If there is one skill I’ve picked up from working in the web design industry for the last 10 years, one skill that I would teach myself on day one and one skill that I would take with me and apply to any other industry or profession, it’s simply… “listen”.

Never under estimate the power of shutting up and just listening for a while.

Here is a scenario that I witnessed not so long ago. Picture the scene:

You’re a novice web designer sitting with your 3rd or 4th client. They want a website with some slightly more complex functionality. You can either:-

a) have them quickly mention it and you dismiss it and instead talk and talk about code and how you could copy this and paste it here and hash these bits from another project…

or…

b) shut up… listen. Let the customer tell you exactly how they envision it. Let them go into as much detail as possible. You’re allowed to chime in on occasion… but only when you think they’ve stopped talking.

By listening to everything they’ve said and NOT interrupting them we’ve allowed them to spill out everything they are thinking. But there’s a secret to this technique that no one teaches you…

If you allow a person to speak for, let’s say, 10 minutes uninterrupted then the first minute or so will be rehearsed. It will be what they’ve gone over in their head prior to having this discussion with you. After 4 minutes they’ll have likely said everything they had intended, but can see that you’re eager for more so will try to keep going.

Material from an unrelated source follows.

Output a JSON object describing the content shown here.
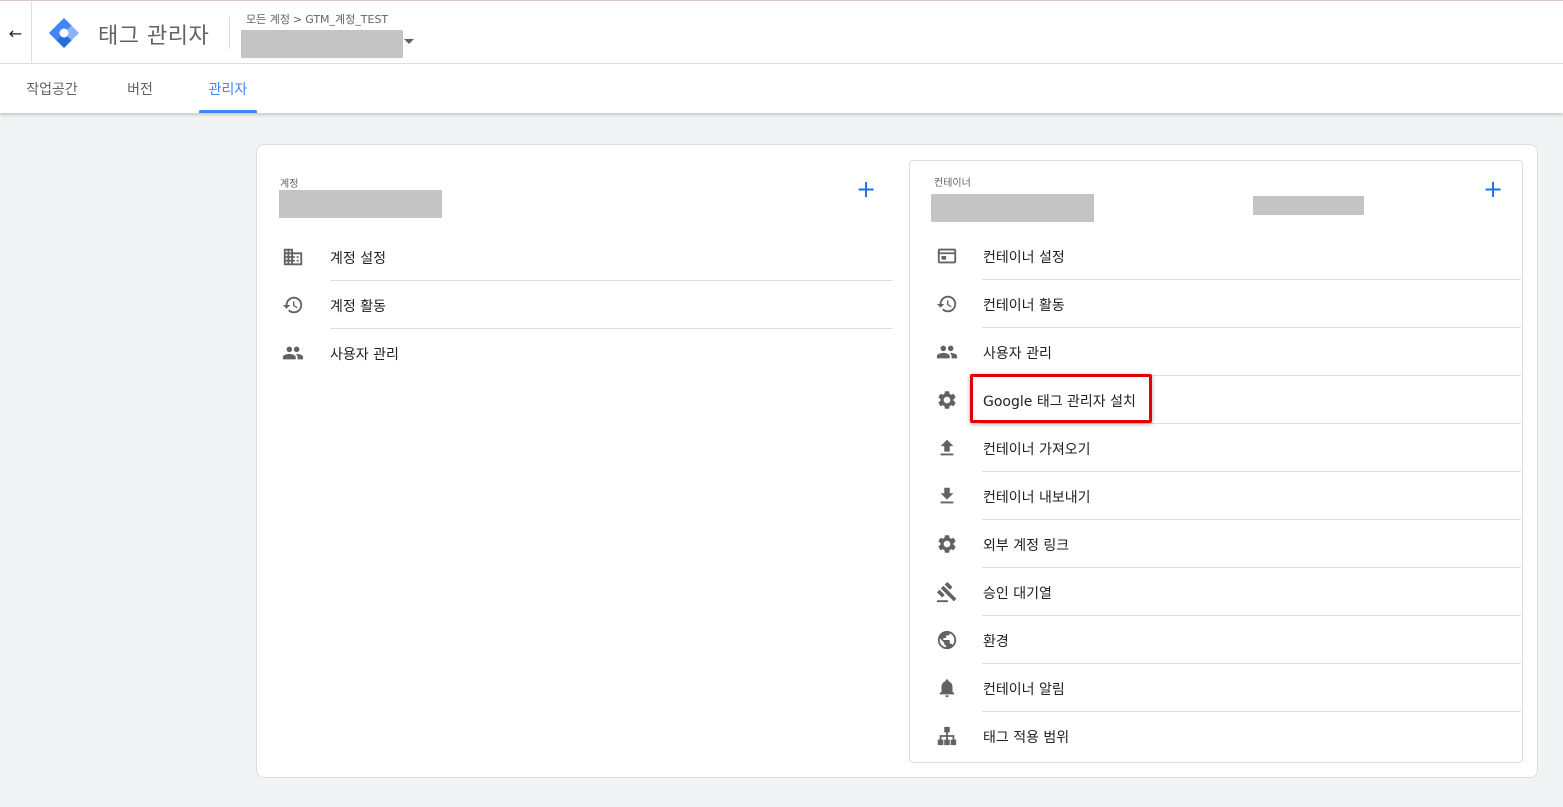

Now here is the clincher…

The back end of those 10 minutes is where the real truth and purpose comes out. They are on a flow and they start to forget all about what they had structured previously and they’re now just riffing. This is the brilliance of this skill because now you’ve got them into a situation where they’ve opened up, they are now much more trusting of you to hear what is really going on in their head and not what they think you want to hear (or only what they wanted to tell you).

Have you ever heard of the principle of asking the same question 3 times? You tend to hear about it more in a sales environment.

The idea here is that you intentionally ask the same question 3 times throughout the conversation. The reason? Exactly the same as letting someone talk for 10 minutes.

The first answer is one they’ve constructed. The second is partly constructed and the 3rd is usually the truth.

A recent conversation I had with someone looking to sell their house, I asked them why they were looking to sell. Yep… 3 times!

Answer 1: “we feel it’s time to sell and move on.”

Answer 2: “things have changed and we want to sell up and move on.”

Answer 3: “my husband has left me, I can’t afford the mortgage and I want to move on with my life and start a fresh.”

Why is it better to know the latter? I now understand her story. I know the real reason for the sale, I can now show compassion for her situation and maybe there is a solution I can offer her that someone else wouldn’t have thought about. Why do I now have this ‘advantage’? Because I asked 3 times.

And when I say I asked 3 times… I don’t mean I asked 3 times in a row. I spread asking the question over the duration or viewing her house and I structured the question differently each time to fit into the natural flow of the conversation rather than being direct.

When you give people a chance to really open up and tell you what is REALLY in their mind it opens you up to all sorts of possibilities or opportunities that you may never have thought possible.

So the next time you find yourself in a situation where you’re talking to someone do yourself and them a favour… shut up and listen.